## Data about app and page elements:
---

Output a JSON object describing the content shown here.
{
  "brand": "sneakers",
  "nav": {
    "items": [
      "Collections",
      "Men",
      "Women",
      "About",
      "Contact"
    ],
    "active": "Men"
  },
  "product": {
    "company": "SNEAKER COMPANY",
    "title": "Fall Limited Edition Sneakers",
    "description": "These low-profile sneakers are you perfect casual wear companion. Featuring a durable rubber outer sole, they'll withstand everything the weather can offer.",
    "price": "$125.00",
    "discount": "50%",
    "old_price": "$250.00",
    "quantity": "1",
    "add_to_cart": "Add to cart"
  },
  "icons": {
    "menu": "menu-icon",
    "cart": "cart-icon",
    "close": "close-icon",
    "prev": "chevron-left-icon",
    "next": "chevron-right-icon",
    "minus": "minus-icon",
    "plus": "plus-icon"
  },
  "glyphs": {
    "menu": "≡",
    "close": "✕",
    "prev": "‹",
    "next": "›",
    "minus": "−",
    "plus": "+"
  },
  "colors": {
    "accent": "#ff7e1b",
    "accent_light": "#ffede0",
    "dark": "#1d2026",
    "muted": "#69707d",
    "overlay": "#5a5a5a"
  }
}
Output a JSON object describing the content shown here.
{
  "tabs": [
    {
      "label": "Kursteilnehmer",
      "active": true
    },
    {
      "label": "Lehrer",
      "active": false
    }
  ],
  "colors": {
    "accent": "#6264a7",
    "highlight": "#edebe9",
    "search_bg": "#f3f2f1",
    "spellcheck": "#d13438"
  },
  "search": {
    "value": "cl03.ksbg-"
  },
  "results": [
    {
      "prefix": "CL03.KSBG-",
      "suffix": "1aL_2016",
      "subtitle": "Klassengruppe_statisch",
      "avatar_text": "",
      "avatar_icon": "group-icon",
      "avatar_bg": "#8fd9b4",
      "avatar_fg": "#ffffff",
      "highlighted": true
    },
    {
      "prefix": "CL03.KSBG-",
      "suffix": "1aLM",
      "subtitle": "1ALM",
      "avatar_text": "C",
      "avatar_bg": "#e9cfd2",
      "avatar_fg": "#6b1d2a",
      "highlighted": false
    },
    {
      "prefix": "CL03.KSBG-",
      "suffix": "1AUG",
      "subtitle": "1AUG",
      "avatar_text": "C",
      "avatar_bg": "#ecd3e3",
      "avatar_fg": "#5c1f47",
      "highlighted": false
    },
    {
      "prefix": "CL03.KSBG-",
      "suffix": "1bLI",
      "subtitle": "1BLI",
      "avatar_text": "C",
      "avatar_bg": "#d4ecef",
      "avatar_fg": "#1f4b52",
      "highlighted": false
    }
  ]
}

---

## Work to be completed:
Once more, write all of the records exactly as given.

## Exercise response:
Output a JSON object describing the content shown here.
{
  "brand": "sneakers",
  "nav": {
    "items": [
      "Collections",
      "Men",
      "Women",
      "About",
      "Contact"
    ],
    "active": "Men"
  },
  "product": {
    "company": "SNEAKER COMPANY",
    "title": "Fall Limited Edition Sneakers",
    "description": "These low-profile sneakers are you perfect casual wear companion. Featuring a durable rubber outer sole, they'll withstand everything the weather can offer.",
    "price": "$125.00",
    "discount": "50%",
    "old_price": "$250.00",
    "quantity": "1",
    "add_to_cart": "Add to cart"
  },
  "icons": {
    "menu": "menu-icon",
    "cart": "cart-icon",
    "close": "close-icon",
    "prev": "chevron-left-icon",
    "next": "chevron-right-icon",
    "minus": "minus-icon",
    "plus": "plus-icon"
  },
  "glyphs": {
    "menu": "≡",
    "close": "✕",
    "prev": "‹",
    "next": "›",
    "minus": "−",
    "plus": "+"
  },
  "colors": {
    "accent": "#ff7e1b",
    "accent_light": "#ffede0",
    "dark": "#1d2026",
    "muted": "#69707d",
    "overlay": "#5a5a5a"
  }
}
Output a JSON object describing the content shown here.
{
  "tabs": [
    {
      "label": "Kursteilnehmer",
      "active": true
    },
    {
      "label": "Lehrer",
      "active": false
    }
  ],
  "colors": {
    "accent": "#6264a7",
    "highlight": "#edebe9",
    "search_bg": "#f3f2f1",
    "spellcheck": "#d13438"
  },
  "search": {
    "value": "cl03.ksbg-"
  },
  "results": [
    {
      "prefix": "CL03.KSBG-",
      "suffix": "1aL_2016",
      "subtitle": "Klassengruppe_statisch",
      "avatar_text": "",
      "avatar_icon": "group-icon",
      "avatar_bg": "#8fd9b4",
      "avatar_fg": "#ffffff",
      "highlighted": true
    },
    {
      "prefix": "CL03.KSBG-",
      "suffix": "1aLM",
      "subtitle": "1ALM",
      "avatar_text": "C",
      "avatar_bg": "#e9cfd2",
      "avatar_fg": "#6b1d2a",
      "highlighted": false
    },
    {
      "prefix": "CL03.KSBG-",
      "suffix": "1AUG",
      "subtitle": "1AUG",
      "avatar_text": "C",
      "avatar_bg": "#ecd3e3",
      "avatar_fg": "#5c1f47",
      "highlighted": false
    },
    {
      "prefix": "CL03.KSBG-",
      "suffix": "1bLI",
      "subtitle": "1BLI",
      "avatar_text": "C",
      "avatar_bg": "#d4ecef",
      "avatar_fg": "#1f4b52",
      "highlighted": false
    }
  ]
}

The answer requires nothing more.